Young battlewagons at play
Here we see, on the cusp of the Great War, a most excellent color-tinted postcard published by the Valentine Souvenir Co., New York from a photograph by Enrique Muller, showing brand-new early dreadnoughts of the U.S. Atlantic Fleet steaming in line ahead, circa summer, 1914.
The NHHC has identified these as USS North Dakota (BB-29) and her only sister, USS Delaware (BB-28), astern. The two-ship Delaware-class were only 518-feet oal and some 22,000-tons but mounted a full battery of ten 12″/45 caliber Mark 5 guns in five double turrets, which are seen in the above image. The 12″/45 armed a total of 14 battlewagons, and as such was the most prolific main gun in American battleship history.
Sadly, victims of the Washington Naval Treaty in 1922, both the Delawares (as well as just about every other ship carrying the 12″/45) were broken up soon after as a general, yet ephemeral, sense of lasting peace had broken out.
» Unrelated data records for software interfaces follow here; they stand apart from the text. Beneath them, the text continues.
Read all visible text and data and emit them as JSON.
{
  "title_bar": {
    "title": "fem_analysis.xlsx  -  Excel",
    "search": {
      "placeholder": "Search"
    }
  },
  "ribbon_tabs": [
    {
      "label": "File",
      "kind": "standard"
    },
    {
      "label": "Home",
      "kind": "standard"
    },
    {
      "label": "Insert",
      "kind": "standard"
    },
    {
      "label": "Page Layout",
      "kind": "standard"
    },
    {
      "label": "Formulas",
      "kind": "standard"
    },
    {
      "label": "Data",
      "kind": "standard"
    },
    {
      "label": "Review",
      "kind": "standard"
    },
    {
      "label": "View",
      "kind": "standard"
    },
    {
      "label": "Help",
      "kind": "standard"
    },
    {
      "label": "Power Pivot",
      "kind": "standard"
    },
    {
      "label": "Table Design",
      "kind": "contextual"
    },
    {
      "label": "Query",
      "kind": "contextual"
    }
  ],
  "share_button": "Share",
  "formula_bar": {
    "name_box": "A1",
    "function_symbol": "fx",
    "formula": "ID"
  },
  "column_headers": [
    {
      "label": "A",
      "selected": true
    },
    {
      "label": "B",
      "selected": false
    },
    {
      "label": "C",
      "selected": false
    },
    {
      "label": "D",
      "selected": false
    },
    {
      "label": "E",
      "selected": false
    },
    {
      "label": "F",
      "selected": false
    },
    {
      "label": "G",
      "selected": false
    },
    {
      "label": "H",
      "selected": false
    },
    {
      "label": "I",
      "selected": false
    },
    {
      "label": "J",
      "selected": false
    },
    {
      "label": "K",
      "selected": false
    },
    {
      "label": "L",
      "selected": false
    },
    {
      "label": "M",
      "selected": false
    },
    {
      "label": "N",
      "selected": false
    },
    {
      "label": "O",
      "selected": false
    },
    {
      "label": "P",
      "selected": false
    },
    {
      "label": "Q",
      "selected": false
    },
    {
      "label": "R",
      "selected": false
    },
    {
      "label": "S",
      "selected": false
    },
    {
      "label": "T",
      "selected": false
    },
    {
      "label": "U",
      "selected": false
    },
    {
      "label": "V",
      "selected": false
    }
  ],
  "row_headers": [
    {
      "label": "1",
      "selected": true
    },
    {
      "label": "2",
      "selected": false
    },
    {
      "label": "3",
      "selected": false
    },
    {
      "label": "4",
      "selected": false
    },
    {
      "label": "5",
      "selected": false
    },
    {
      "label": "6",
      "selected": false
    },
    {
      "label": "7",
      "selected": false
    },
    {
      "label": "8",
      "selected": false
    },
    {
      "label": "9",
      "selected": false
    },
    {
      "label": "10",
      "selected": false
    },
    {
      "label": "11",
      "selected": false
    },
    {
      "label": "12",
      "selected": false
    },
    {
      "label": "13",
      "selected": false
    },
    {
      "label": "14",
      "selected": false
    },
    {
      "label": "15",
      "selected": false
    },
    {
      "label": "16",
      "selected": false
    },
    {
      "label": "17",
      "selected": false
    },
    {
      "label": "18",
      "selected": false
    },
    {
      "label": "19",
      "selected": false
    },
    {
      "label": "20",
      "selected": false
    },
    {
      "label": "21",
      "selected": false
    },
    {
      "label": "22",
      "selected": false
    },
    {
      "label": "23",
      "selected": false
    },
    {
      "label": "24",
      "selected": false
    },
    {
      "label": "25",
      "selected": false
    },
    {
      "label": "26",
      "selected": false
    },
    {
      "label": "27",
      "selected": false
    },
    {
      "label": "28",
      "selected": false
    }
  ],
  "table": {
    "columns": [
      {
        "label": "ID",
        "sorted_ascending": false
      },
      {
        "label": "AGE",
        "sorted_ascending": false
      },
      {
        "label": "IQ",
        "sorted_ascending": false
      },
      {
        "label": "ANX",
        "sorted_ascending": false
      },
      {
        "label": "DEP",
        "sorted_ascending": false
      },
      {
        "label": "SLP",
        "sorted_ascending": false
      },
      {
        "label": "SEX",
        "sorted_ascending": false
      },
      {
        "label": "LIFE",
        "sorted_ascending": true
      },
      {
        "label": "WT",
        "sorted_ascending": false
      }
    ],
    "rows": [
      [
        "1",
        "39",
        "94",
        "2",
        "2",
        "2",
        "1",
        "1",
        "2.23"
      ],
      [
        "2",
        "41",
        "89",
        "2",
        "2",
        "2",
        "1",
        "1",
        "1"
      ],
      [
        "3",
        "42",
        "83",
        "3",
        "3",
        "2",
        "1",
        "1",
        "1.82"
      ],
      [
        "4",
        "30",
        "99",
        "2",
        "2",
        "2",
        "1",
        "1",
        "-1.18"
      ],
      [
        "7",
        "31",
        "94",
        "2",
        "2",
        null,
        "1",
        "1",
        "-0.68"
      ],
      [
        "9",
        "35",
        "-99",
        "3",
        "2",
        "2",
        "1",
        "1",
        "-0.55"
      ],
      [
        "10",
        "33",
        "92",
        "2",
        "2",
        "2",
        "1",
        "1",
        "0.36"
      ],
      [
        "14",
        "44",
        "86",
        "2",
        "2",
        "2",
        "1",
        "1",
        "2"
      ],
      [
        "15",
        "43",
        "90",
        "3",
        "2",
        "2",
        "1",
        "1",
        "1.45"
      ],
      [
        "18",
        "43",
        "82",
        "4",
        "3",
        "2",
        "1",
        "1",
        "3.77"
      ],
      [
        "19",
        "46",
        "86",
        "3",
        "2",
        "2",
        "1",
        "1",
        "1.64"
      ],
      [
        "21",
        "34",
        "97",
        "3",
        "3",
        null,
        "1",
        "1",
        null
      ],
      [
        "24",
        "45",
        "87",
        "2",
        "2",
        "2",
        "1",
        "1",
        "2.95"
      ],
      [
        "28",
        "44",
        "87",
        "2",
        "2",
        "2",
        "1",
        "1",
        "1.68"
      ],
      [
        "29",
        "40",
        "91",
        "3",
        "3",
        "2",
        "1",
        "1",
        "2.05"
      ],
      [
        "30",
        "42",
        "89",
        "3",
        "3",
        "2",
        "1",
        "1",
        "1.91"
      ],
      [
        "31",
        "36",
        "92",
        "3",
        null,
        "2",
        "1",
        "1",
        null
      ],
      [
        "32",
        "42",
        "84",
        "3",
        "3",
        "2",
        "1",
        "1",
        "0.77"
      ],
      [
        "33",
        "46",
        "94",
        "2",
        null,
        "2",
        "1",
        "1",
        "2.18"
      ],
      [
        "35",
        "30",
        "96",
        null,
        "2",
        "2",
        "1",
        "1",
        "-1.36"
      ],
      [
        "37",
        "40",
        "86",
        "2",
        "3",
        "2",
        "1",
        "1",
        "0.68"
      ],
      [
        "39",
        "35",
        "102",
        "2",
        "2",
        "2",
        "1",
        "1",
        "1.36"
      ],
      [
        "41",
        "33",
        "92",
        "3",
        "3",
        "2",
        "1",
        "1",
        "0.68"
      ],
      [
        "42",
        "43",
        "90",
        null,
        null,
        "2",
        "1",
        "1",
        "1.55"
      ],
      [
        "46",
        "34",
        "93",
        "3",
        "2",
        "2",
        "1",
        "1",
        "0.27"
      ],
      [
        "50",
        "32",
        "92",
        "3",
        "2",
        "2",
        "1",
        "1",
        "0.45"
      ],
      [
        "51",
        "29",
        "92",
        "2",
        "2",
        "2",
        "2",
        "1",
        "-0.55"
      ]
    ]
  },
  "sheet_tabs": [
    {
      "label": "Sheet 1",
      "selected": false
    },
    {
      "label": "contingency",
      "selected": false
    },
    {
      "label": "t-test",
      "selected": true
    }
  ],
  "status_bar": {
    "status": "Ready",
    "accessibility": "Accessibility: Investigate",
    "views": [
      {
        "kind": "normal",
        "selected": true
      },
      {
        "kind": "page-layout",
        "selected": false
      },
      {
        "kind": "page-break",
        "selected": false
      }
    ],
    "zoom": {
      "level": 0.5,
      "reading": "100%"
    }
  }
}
The mighty warships were less than 13 years old when they went to the breakers.